Immigration  |  Ryan Marques  |  07.28.2023 11:30 am  |  10460  |  A+ | a-
On July 31, 2023, the Department of Homeland Security (“DHS”) Form I-9 COVID-19 “remote” document inspection policy will officially end.  Therefore, all employers who used the DHS COVID-19 “remote” inspection policy for new hires or reverification of existing employees occurring between March 20, 2020 and July 31, 2023 are required to complete an in-person physical examination of the same Form I-9 documents (or different but acceptable Form I-9 documents) by August 30, 2023[1]

However, beginning August 1, 2023, DHS will allow E-Verify employers in good standing to remotely review employees’ (both new hires and those who were hired or re-verified remotely between March 20, 2020 and July 31, 2023) identity and work authorization documents. In order to be eligible for this new DHS alternative procedure, Employers must within three business days of the employee’s first day of employment: 1) Enroll (or already be enrolled and in good standing) in E-Verify; 2) Examine copies of acceptable I-9 documents (provided by the employee by email or some other method); 3) Confirm those same documents through a live video interaction with the employee; 4) Create a case in E-Verify if the employee is a new hire; 5) Retain copies all of the acceptable I-9 documents presented by the employee; and 6) Fully complete and sign the Form I-9. 

The employer may use the current version of Form I-9 (dated 10/21/2019) through October 31, 2023; however, beginning November 1, 2023, employers must exclusively use the new (08/01/2023) version. Employers should select the Form I-9 they wish to use and annotate accordingly: If using the 08/01/2023 version, check the corresponding box in the Additional Information field, or if using the 10/21/2019 version, write in “Alternative Procedure” in the Additional Information field if using the alternative procedure.

A qualified employer may choose to offer the alternative procedure for remote hires only but continue to apply physical examination procedures to all employees who work onsite or in a hybrid capacity, so long as the employer does not adopt such a practice for a discriminatory purpose or treat employees differently based on a protected characteristic. Under no circumstances can employers unlawfully discriminate, such as by deciding who is eligible for the alternative procedure based on a protected characteristic.

[1] As long as the employee’s document was unexpired at the time of remote inspection, the employer should not request a new document and can proceed with the physical inspection consistent with DHS guidance. Employers should not create a new E-Verify case for this employee, nor should they update the existing E-Verify case, in connection with this physical inspection.

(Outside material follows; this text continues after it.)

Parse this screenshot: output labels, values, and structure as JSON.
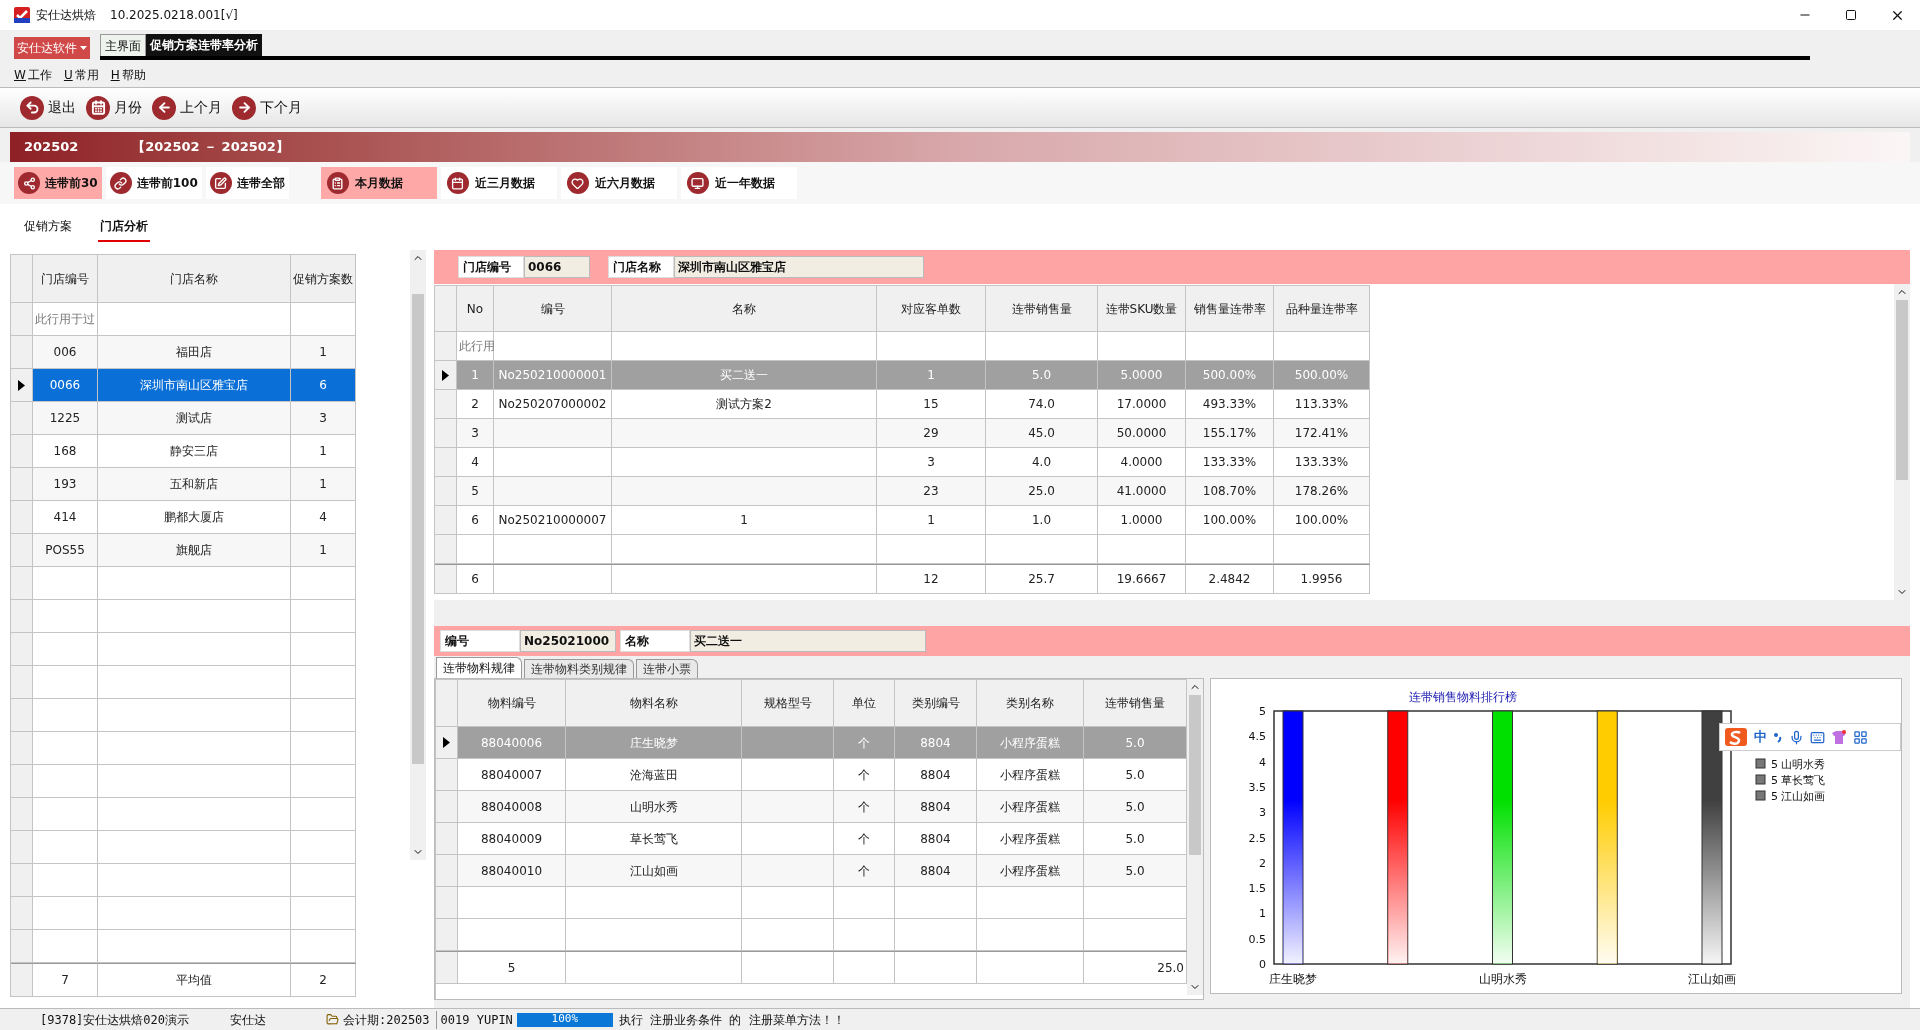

Disclaimer: This article is made available for educational purposes only and is not intended as legal advice.